Saya Gray enjoys being a bit of a nomad, or “a vagabond”, in her own words. For much of her adult life, the 26-year-old Japanese-Canadian musician hasn’t stayed in one place too long, touring regularly with the likes of Daniel Caesar as a bass player and crafting her own music in Airbnb’s around the world.
“I live very non-committal – I haven’t had a lease in years,” Gray says, Zooming in from her native Toronto. “I have a lot of energy, and the momentum of that suits me.”
But around 2019 and after a particularly gruelling touring stint, Gray reached crisis point. “I was in a really exhausted state,” she says. “I remember being like, ‘Is this all there is?’ It was this internal process of dealing with my mental health and having no home, just living out of a bag. Eventually, it gets to your brain.”
This inner turmoil culminated in Gray’s single, If There’s No Seat In The Sky (Will You Forgive Me???) – the second original song she’s properly released. “I’ve never felt so misunderstood,” she sings delicately on If There’s No Seat… while birds tweet in the background before the song morphs into a cathartic call to arms: “I’m the image of your enemy, a reflection of a friend or a temporary lover.”
“I was struggling with having relationships, being back and forth all the time,” Gray explains. “There’s no grounding, and that’s what the song’s about. Constant movement, internal struggles, and depression, really.”
Gray has been in the biz for over ten years, producing and making music for others, and now she’s ready to release her own debut project, 19 Masters. It’s a folky, experimental and lightly psychedelic body of work that’s bursting with energy, and it’s dropping soon via Dirty Hit – the label that’s also home to Beabadoobee, Rina Sawayama and The 1975.

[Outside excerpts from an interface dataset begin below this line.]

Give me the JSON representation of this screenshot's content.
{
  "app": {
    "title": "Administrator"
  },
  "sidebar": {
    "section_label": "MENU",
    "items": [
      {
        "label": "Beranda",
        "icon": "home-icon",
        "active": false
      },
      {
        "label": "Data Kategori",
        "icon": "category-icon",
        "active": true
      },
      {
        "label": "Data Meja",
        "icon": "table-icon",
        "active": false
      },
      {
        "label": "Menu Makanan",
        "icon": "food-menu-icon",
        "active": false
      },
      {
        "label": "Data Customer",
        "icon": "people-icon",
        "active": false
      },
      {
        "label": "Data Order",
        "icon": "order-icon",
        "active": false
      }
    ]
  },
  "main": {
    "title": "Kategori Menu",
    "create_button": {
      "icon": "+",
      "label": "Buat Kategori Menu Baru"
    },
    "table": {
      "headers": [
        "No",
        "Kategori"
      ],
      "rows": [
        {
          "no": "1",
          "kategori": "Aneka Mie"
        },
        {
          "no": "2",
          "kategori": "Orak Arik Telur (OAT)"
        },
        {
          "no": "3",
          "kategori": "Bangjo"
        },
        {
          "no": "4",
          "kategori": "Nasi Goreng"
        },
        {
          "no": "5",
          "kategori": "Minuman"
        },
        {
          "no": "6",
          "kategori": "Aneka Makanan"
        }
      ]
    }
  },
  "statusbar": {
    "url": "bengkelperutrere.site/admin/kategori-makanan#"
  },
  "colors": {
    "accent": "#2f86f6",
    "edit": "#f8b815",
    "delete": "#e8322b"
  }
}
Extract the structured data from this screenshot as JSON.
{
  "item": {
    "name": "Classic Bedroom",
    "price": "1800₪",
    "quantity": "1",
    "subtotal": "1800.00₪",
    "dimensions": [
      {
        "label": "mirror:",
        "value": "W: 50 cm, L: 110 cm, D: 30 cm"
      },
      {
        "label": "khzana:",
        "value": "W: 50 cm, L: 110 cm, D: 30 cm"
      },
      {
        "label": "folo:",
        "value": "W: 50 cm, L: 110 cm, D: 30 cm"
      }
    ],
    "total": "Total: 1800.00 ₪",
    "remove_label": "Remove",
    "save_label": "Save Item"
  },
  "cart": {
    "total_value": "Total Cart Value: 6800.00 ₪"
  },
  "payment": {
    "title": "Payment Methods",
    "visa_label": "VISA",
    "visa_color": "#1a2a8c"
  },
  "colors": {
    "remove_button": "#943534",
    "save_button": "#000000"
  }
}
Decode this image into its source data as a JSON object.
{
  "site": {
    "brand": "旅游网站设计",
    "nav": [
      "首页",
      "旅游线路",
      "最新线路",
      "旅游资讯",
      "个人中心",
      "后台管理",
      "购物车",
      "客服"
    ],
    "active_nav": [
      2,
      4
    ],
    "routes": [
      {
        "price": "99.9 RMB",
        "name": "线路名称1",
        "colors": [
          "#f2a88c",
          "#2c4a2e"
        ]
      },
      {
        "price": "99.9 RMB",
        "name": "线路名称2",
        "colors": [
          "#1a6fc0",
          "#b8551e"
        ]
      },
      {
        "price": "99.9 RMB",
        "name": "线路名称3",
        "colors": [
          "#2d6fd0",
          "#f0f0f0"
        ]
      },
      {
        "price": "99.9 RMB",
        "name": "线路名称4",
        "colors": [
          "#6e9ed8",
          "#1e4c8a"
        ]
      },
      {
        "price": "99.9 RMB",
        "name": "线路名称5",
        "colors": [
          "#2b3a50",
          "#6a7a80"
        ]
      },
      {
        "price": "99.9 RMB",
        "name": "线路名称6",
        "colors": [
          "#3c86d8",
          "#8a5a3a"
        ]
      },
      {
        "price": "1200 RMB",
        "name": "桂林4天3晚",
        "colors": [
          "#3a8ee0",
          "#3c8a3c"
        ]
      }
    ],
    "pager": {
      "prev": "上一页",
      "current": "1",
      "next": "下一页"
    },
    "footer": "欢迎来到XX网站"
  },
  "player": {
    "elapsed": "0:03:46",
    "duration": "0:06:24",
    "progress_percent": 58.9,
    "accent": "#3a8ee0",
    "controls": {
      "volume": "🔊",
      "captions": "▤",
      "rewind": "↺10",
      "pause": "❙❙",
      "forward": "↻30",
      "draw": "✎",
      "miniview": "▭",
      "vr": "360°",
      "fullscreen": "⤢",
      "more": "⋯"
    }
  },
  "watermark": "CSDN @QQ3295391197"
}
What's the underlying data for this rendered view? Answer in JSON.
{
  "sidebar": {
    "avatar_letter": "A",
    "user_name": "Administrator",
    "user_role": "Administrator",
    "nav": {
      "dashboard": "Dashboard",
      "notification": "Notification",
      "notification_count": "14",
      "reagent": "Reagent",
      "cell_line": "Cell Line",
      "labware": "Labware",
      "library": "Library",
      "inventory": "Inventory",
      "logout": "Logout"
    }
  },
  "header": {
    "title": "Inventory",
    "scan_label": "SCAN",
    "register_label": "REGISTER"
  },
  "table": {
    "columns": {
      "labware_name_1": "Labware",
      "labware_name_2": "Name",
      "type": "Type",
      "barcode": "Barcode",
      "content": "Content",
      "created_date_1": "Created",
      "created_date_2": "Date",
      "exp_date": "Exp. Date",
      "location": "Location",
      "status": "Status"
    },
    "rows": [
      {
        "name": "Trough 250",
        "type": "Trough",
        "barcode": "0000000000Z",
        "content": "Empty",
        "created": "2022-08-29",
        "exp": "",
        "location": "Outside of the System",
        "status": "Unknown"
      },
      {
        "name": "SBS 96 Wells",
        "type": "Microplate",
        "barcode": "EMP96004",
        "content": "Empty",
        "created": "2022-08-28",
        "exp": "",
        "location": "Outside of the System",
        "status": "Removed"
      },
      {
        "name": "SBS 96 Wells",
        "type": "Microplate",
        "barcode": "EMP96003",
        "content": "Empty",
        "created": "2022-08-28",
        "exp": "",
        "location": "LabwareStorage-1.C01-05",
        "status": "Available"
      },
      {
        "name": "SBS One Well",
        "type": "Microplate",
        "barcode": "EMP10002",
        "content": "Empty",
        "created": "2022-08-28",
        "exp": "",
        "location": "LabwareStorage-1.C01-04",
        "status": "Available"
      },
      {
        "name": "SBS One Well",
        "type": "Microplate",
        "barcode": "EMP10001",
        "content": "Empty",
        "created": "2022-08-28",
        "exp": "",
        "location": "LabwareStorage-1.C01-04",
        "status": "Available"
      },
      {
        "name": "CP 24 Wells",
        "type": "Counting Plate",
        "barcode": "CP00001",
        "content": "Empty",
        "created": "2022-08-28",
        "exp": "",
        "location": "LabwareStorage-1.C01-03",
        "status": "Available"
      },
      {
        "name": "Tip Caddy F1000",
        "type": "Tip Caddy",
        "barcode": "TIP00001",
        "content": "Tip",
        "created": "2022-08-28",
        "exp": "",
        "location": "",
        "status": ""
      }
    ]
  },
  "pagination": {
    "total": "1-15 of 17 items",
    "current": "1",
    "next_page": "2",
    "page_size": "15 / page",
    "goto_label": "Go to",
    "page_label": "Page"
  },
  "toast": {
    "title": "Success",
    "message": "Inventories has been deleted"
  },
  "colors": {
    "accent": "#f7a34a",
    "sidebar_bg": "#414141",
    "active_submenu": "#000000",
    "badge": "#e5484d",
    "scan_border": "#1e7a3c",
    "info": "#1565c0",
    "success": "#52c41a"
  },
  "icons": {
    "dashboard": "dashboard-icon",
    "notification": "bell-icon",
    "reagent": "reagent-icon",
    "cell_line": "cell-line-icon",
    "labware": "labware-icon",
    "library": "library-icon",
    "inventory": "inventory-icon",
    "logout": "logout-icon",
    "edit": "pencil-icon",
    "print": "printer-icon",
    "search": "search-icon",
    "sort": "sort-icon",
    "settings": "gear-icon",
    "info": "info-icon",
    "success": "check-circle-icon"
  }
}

As you familiarise yourself with the magic of Saya Gray, get your 100% fill below.
10% Where were you born, where were you raised and where are you now based?
I was born and raised in Toronto, I’m a Toronto kid at heart and I’m proud to say it. I now live between Toronto, Japan and the UK.
20% At what point did you realise you’d be able to do what you love for a living?
I’ve been so lucky! My parents are artists and I’ve been gigging since I was 13 or 14. That’s how I made a living. It was never like, “I’m going to do music now.” It was just something I did and money came with it. Once you get to a certain level in Toronto, people want to hire you around the city, like clubs and stuff.
30% Is Toronto a good place to be for emerging musicians?
There’s a lot of funding for the arts, which really helps. There aren’t so many venues anymore, but when I was growing up, there were lots of clubs and so much live music where people would just hear you. It’s all about communities here, movements, and people are all friends within that. It’s similar to London in that way.
40% What’s a piece of advice that changed your life?
Minding your own goddamn business!
50% What kind of artist do you aspire to be?
This question is hard for me. I don’t reference any music because my body doesn’t resonate with that. When you’re writing a song and you want it to sound like something else – that doesn’t work for me.
60% What kinds of emotions and experiences influence your work?
I observe a lot. I take a lot from nature and my environment and the vibration of the climate in general. Interviews are hard for me, because when you feel things in your body, it’s difficult to verbalise them. I can probably play instruments better than speaking.
70% If you’re cooking food to impress someone, what will you make?
I secretly really can’t cook, it’s embarrassing. Maybe I’d make mochi balls or something hilariously simple.
80% You rule the world for a day. What went down?
I’d be doing the exact same thing: sitting with my cats. I just take care of cats. At the moment there are two I’m looking after for a friend. I don’t know what my life would be like without them.
90% What’s the strangest DM you’ve ever received?
I’m not really on socials – to me, it’s like the forbidden forest over there. Do not venture! It’s not real life and I can’t get my head around it.
100% How have you evolved creatively over the last couple of years?
I think I’ve gone a bit crazy! There’s a dense frequency in the air and I think a lot of people are figuring out how to internally and externally get through it. I went so insular. Everyone had to, but I was already doing that. Being on my own island has been OK and it’s helped me stay on my own path creatively.